First off, we have three main security testing tools that can help us uncover broken access control vulnerabilities:
- Static application security testing (SAST): This is like having a super-smart proofreader go through your code and point out potential security issues before your application is even up and running. SAST tools scan your source code, looking for patterns and weaknesses that could lead to vulnerabilities like broken access control. A popular example now days is Snyk.
- Dynamic application security testing (DAST): Think of this as a hands-on approach to finding vulnerabilities. DAST tools interact with your running application, testing it from the outside to identify any issues. Burp Suite Pro, Invicti and OWASP ZAP are good examples.
- Interactive application security testing (IAST): This method combines the best of both worlds. IAST tools work alongside your application as it runs, monitoring both the code and the app’s behavior. This gives you real-time feedback and helps you pinpoint the exact location of any broken access control vulnerabilities.
Another way to identify these types of vulnerabilities are:
- Penetration testing: Penetration testing involves having a skilled security expert (or team of experts) try to break into your application, just like a real attacker would. This can be an effective way to identify broken access control issues, as well as other vulnerabilities that automated tools might miss.
- Manual code reviews: Don’t underestimate the power of good old-fashioned human intuition! Having experienced developers or Application Security Engineers review code can help identify potential broken access control vulnerabilities that automated tools might overlook.
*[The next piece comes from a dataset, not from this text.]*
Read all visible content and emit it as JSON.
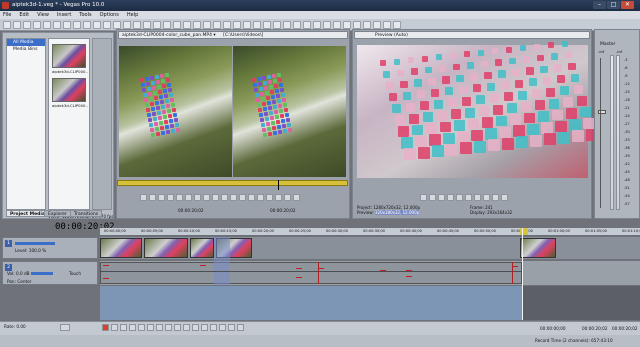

- Bug bounty: Having a bug bounty program can also help with identification, however you wouldn’t want to rely only on this.
Mitigating and Preventing Broken Access Control Vulnerabilities
Secure development practices:
- Security training for developers: First and foremost, it’s essential to make sure your developers are up to speed on the latest security best practices. Regular training sessions and workshops can help ensure that everyone on your team knows how to build secure applications from the ground up.
- Integrating security into the software development lifecycle (SDLC): Don’t wait until the end of the development process to start thinking about security. Instead, make it an integral part of every stage, from planning to deployment. This proactive approach can help you catch vulnerabilities like broken access control early on, saving you time and headaches down the line.
Implementation of robust access control mechanisms:
- Role-based access control (RBAC): One effective way to manage user permissions is by using roles. With RBAC, you define a set of roles (e.g., admin, user, guest) and assign specific access levels and privileges to each role. This makes it easier to manage and maintain access control across your application.
- Attribute-based access control (ABAC): ABAC takes access control a step further by considering additional user attributes, such as location, time, or device. This dynamic approach can help you create even more granular and fine-tuned access policies.
- Mandatory access control (MAC): In a MAC system, access control policies are strictly enforced, and users cannot override them. This can be useful in high-security environments where you need to minimize the risk of unauthorized access.
Incident response planning:
Despite your best efforts, there’s always a chance that a security incident could occur. Having a solid incident response plan in place can help you minimize the damage and recover more quickly if your application does fall victim to a broken access control attack or another security breach.
Well, we’ve reached the end of our deep dive into broken access control. We’ve covered a lot of ground, from understanding what it is and how it happens to learning how to prevent and mitigate these vulnerabilities. As we’ve seen, broken access control is a prevalent issue in modern applications and can have significant consequences for both users and organizations.
About the Author:
Application Security Engineer and Red-Teamer. Over 15 years of experience in Application Security, Software Engineering and Offensive Security. OSCE3 & OSCP Certified. CTF nerd.